Caliber 45 was also the last hand assembled King Seiko movement as the models that came afterwards were built on automated production lines. Perhaps, this means that the 45KS has a little more connection in collector’s minds with the Daini Seikosha artisans more than subsequent models. It is also the one and only high beat movement from the Daini factory and was also their last purely hand-wound movement.

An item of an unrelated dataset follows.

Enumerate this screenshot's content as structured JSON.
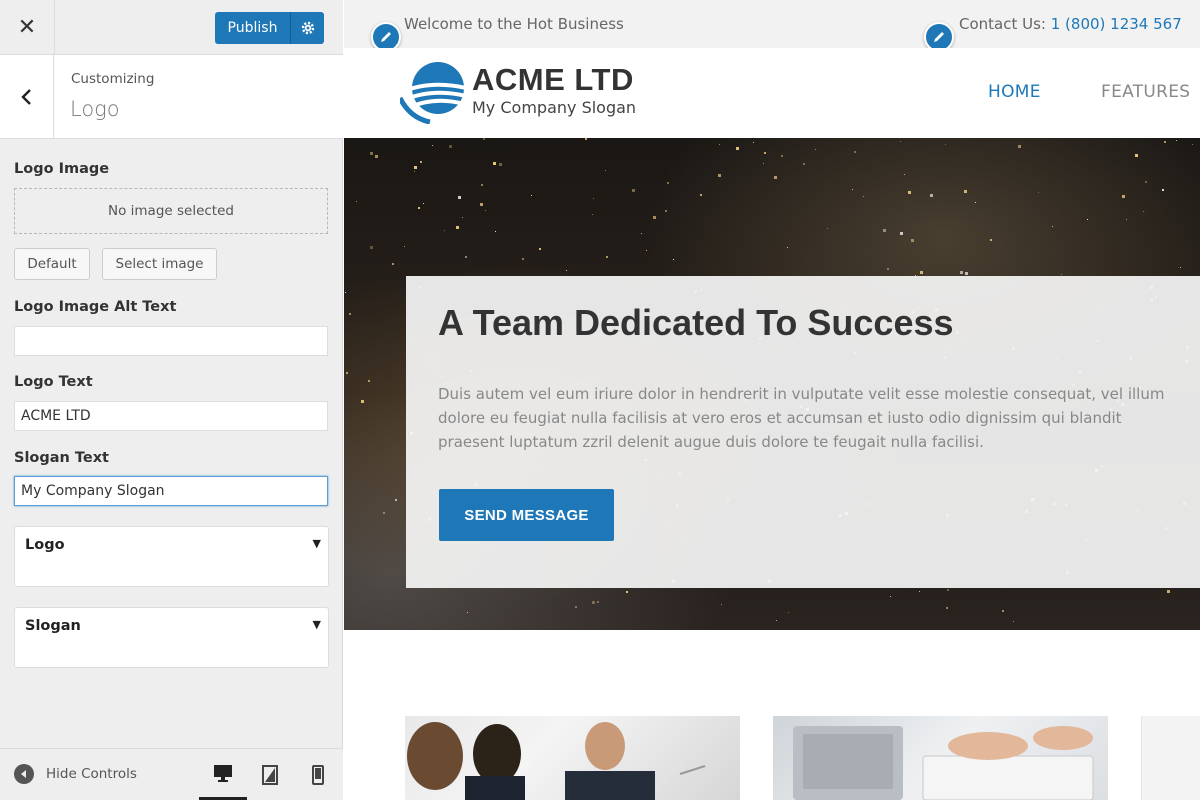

The movement does have its reliability achilles heal as mentioned in the relatively fragile gear train compared to the power of the mainspring. I would not say that every 45KS is a ticking time bomb but there are plenty of examples out there with barrel and gear teeth damage. Thankfully the 45KS movements were never rare with many thousands made so while NOS parts are close to non-existant, there are plenty of potential parts donors out there with good movements but damaged dials and over-polished cases. The advice is, if possible, do not wind it fully to avoid full torque being applied through the gear train. The latter takes some experience but with time, one gets the feel for the mainspring and can regularly stop winding before the mainspring hits its stop within the barrel.
Of the 45KS models, the 7000 seems to be the most common in the market place with the 8000, particularly the gold plated version, being the least common. The 7000 case style is the most obviously influenced by Tanaka’s Grammar of Design approach and that accounts for its ongoing popularity. The chronometer models, including the superior variant from 1969 (a small number are dated Jan through Mar 1970) are easily found although most cases have had their fine brushing polished away by now.